» **Exercise prompt**
Copy out every line of the records where the string "Media" occurs.

» **Dataset records**
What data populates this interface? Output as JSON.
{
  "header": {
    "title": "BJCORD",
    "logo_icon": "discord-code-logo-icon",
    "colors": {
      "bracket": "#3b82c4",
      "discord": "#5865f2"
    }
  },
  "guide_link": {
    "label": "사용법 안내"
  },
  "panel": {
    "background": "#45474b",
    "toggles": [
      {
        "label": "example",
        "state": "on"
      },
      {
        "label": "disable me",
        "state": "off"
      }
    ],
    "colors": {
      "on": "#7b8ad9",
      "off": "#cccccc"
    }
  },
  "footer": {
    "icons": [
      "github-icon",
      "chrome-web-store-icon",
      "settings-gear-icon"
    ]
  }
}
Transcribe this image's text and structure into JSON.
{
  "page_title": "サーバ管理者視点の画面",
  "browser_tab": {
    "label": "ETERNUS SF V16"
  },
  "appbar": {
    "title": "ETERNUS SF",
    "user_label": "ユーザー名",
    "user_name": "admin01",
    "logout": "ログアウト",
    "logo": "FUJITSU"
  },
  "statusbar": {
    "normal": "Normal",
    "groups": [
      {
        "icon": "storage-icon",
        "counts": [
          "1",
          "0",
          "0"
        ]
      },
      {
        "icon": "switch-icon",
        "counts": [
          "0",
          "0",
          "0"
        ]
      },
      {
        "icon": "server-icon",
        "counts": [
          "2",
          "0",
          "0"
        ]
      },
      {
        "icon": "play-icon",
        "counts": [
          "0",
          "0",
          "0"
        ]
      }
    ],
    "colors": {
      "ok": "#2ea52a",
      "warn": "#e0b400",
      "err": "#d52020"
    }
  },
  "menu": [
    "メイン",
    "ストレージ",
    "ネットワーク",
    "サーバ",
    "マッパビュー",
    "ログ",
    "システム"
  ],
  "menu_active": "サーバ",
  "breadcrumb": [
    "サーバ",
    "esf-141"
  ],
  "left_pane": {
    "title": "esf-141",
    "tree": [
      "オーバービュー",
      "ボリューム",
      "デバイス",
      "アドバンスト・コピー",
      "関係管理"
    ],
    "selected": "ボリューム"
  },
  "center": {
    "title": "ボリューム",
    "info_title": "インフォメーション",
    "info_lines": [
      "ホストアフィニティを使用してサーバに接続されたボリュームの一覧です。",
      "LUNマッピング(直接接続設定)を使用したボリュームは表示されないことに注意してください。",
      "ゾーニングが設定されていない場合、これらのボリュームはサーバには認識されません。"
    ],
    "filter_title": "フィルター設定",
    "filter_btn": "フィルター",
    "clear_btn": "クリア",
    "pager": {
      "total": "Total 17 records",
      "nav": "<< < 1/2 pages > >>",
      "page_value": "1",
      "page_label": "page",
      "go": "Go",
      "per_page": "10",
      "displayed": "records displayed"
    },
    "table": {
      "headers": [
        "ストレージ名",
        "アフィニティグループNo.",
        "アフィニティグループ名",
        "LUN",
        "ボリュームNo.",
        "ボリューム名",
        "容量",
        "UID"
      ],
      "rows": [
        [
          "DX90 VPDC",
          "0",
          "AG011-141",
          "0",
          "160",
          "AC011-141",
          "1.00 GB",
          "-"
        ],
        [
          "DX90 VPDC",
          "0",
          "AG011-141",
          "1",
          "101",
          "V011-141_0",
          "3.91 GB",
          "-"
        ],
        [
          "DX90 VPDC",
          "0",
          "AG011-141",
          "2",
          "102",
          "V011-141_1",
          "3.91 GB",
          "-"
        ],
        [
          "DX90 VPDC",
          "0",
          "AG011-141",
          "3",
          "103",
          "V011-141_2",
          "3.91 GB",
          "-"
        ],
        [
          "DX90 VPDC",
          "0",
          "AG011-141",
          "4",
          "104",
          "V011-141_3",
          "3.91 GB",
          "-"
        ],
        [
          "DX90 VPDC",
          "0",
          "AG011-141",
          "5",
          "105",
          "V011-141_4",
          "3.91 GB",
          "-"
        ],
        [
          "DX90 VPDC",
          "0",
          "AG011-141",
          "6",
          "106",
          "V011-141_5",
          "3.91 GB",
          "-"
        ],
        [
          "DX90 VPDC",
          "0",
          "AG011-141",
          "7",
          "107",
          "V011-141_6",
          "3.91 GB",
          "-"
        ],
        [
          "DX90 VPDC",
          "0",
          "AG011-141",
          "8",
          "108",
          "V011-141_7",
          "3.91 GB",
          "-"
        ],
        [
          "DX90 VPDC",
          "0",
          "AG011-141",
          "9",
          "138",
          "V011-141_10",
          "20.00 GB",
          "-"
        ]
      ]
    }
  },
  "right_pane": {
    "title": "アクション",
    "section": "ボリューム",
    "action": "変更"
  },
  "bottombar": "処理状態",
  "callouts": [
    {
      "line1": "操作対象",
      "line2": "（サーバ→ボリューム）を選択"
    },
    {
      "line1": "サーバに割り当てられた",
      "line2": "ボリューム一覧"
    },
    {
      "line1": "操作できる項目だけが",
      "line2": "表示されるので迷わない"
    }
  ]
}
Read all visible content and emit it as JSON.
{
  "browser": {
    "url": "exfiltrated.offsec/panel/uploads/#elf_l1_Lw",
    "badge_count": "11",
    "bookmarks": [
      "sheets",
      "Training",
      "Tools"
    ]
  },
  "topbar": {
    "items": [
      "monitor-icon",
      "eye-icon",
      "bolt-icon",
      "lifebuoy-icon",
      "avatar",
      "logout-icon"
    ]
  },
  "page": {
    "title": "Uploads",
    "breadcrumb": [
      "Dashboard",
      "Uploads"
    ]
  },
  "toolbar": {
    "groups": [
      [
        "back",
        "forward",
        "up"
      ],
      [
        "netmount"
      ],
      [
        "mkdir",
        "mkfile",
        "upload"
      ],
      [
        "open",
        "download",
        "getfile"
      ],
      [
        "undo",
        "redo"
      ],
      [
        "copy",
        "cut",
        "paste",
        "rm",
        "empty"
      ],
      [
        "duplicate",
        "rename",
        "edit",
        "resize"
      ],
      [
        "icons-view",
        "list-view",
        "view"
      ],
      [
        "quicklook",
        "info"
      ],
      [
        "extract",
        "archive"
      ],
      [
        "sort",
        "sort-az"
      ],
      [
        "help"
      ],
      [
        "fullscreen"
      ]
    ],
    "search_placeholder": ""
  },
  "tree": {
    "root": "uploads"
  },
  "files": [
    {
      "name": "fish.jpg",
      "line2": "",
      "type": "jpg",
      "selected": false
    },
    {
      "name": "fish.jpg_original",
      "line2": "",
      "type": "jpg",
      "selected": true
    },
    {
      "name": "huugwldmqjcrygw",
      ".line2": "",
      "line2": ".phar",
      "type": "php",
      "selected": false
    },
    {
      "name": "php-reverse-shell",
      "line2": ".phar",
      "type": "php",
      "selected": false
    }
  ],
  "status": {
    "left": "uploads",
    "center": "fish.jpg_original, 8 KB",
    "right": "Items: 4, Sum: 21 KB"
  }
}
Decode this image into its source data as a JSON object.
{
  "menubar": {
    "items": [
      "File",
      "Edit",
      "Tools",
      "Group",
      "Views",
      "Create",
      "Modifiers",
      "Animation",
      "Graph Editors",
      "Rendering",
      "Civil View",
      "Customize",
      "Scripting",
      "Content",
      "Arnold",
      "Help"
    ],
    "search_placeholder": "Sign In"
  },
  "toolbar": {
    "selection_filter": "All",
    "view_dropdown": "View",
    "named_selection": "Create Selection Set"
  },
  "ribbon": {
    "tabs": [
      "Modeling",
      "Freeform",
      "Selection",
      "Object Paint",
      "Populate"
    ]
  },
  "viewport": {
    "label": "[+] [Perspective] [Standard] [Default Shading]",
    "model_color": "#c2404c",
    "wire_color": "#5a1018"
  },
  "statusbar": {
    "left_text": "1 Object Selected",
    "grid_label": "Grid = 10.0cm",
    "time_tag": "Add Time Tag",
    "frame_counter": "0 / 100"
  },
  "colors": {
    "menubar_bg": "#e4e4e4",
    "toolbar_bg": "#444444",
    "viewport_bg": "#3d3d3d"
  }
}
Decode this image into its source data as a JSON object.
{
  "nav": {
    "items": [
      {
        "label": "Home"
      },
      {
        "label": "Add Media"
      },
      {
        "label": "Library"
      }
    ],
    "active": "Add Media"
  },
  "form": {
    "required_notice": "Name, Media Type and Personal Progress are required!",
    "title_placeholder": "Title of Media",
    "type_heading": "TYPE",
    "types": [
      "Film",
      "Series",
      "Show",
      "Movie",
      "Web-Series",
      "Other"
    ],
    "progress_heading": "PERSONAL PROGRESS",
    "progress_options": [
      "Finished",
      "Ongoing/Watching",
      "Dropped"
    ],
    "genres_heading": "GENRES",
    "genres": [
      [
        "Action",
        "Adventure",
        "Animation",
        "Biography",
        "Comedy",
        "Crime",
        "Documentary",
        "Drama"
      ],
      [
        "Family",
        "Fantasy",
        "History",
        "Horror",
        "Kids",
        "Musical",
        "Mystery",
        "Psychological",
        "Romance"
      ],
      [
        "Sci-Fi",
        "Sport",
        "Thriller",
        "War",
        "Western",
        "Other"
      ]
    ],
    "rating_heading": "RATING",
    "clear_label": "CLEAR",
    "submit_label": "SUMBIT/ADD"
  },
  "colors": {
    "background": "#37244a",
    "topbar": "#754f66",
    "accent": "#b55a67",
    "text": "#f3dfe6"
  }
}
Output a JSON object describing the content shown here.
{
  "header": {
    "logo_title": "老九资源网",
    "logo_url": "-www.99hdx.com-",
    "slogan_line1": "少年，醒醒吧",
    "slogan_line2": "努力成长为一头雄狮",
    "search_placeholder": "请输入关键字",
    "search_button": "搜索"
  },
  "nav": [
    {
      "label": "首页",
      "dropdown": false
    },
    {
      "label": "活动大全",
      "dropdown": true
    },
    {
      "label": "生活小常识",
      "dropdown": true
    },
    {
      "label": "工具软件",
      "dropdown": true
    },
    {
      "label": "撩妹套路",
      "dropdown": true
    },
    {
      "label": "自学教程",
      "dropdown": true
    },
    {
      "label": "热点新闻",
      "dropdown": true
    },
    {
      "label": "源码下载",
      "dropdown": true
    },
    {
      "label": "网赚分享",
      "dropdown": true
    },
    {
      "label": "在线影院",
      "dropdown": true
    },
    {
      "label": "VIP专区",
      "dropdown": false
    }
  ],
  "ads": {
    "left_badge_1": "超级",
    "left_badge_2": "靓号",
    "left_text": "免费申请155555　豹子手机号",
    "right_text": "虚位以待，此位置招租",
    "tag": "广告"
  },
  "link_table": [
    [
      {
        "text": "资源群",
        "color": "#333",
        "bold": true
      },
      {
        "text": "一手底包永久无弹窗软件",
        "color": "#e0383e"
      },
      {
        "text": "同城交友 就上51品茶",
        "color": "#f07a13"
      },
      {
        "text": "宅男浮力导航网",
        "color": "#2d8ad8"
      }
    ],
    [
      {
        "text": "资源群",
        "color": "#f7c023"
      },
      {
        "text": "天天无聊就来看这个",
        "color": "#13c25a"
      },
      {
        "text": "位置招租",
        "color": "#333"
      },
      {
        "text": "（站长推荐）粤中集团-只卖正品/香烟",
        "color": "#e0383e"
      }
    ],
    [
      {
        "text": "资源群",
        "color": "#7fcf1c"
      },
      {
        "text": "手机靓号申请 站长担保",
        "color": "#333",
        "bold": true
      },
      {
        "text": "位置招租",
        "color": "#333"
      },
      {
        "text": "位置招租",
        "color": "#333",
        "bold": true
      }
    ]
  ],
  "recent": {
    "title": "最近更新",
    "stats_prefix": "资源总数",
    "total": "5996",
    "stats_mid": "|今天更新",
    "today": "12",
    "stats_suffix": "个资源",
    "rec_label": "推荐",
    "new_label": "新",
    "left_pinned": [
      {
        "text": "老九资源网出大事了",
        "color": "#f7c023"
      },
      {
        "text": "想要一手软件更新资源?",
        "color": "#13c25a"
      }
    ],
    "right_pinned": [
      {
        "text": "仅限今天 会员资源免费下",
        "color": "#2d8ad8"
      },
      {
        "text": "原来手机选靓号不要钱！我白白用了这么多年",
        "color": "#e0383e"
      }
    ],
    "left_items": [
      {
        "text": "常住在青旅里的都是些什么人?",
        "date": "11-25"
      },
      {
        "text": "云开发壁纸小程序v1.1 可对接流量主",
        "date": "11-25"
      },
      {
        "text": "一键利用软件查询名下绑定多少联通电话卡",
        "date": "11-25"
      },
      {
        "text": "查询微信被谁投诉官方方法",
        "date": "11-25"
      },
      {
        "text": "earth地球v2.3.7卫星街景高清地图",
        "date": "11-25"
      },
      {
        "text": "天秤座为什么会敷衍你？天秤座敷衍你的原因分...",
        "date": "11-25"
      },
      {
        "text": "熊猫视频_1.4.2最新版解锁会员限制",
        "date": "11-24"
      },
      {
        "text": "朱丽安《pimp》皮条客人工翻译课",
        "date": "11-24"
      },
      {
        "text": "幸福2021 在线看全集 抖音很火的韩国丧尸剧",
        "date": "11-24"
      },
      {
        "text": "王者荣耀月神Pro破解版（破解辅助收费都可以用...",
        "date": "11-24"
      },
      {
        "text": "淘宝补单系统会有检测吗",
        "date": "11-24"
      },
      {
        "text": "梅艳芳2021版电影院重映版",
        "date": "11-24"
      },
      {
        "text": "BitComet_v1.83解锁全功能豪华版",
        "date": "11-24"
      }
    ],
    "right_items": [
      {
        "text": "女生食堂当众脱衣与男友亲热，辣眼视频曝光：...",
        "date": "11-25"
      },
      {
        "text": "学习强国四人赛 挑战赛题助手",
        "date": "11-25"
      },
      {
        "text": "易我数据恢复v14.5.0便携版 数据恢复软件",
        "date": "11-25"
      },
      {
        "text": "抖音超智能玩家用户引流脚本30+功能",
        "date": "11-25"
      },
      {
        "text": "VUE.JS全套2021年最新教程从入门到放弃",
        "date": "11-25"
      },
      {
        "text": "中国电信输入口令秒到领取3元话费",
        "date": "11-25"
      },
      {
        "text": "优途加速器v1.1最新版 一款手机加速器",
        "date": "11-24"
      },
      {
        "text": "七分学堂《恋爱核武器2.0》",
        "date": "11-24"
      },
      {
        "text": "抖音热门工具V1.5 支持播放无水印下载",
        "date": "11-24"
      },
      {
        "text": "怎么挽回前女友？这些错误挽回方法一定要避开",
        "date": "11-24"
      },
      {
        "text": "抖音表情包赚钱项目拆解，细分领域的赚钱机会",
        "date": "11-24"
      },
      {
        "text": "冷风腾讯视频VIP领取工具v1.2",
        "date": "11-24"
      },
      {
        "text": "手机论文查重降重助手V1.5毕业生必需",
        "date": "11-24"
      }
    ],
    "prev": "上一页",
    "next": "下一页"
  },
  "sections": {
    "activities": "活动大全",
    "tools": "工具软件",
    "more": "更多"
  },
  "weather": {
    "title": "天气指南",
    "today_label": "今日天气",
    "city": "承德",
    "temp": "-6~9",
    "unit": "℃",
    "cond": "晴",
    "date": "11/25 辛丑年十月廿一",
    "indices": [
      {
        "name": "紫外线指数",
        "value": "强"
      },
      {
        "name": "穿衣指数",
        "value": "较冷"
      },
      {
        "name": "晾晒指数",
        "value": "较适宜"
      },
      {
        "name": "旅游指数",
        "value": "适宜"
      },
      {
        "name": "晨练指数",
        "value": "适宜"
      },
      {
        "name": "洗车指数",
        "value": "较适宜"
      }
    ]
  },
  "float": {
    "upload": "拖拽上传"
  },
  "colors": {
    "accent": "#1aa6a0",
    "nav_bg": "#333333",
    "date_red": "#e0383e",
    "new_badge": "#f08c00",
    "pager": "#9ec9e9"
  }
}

» **Exercise solution**
        "label": "Add Media"
    "active": "Add Media"
    "required_notice": "Name, Media Type and Personal Progress are required!",
    "title_placeholder": "Title of Media",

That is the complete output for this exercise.